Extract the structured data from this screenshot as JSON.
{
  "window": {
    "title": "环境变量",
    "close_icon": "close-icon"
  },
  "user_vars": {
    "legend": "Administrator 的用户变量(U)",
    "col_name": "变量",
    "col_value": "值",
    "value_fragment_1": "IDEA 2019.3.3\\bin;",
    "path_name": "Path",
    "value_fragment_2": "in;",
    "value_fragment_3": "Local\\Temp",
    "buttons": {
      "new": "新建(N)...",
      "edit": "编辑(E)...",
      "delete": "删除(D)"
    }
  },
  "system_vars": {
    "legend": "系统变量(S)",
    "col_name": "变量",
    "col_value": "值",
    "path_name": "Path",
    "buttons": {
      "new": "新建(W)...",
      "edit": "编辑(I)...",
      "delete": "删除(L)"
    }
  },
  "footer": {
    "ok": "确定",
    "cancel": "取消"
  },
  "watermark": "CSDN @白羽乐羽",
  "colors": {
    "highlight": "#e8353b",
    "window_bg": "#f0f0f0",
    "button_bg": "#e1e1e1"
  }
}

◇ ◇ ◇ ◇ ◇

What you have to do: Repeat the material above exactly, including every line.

Exercise output:
Extract the structured data from this screenshot as JSON.
{
  "window": {
    "title": "环境变量",
    "close_icon": "close-icon"
  },
  "user_vars": {
    "legend": "Administrator 的用户变量(U)",
    "col_name": "变量",
    "col_value": "值",
    "value_fragment_1": "IDEA 2019.3.3\\bin;",
    "path_name": "Path",
    "value_fragment_2": "in;",
    "value_fragment_3": "Local\\Temp",
    "buttons": {
      "new": "新建(N)...",
      "edit": "编辑(E)...",
      "delete": "删除(D)"
    }
  },
  "system_vars": {
    "legend": "系统变量(S)",
    "col_name": "变量",
    "col_value": "值",
    "path_name": "Path",
    "buttons": {
      "new": "新建(W)...",
      "edit": "编辑(I)...",
      "delete": "删除(L)"
    }
  },
  "footer": {
    "ok": "确定",
    "cancel": "取消"
  },
  "watermark": "CSDN @白羽乐羽",
  "colors": {
    "highlight": "#e8353b",
    "window_bg": "#f0f0f0",
    "button_bg": "#e1e1e1"
  }
}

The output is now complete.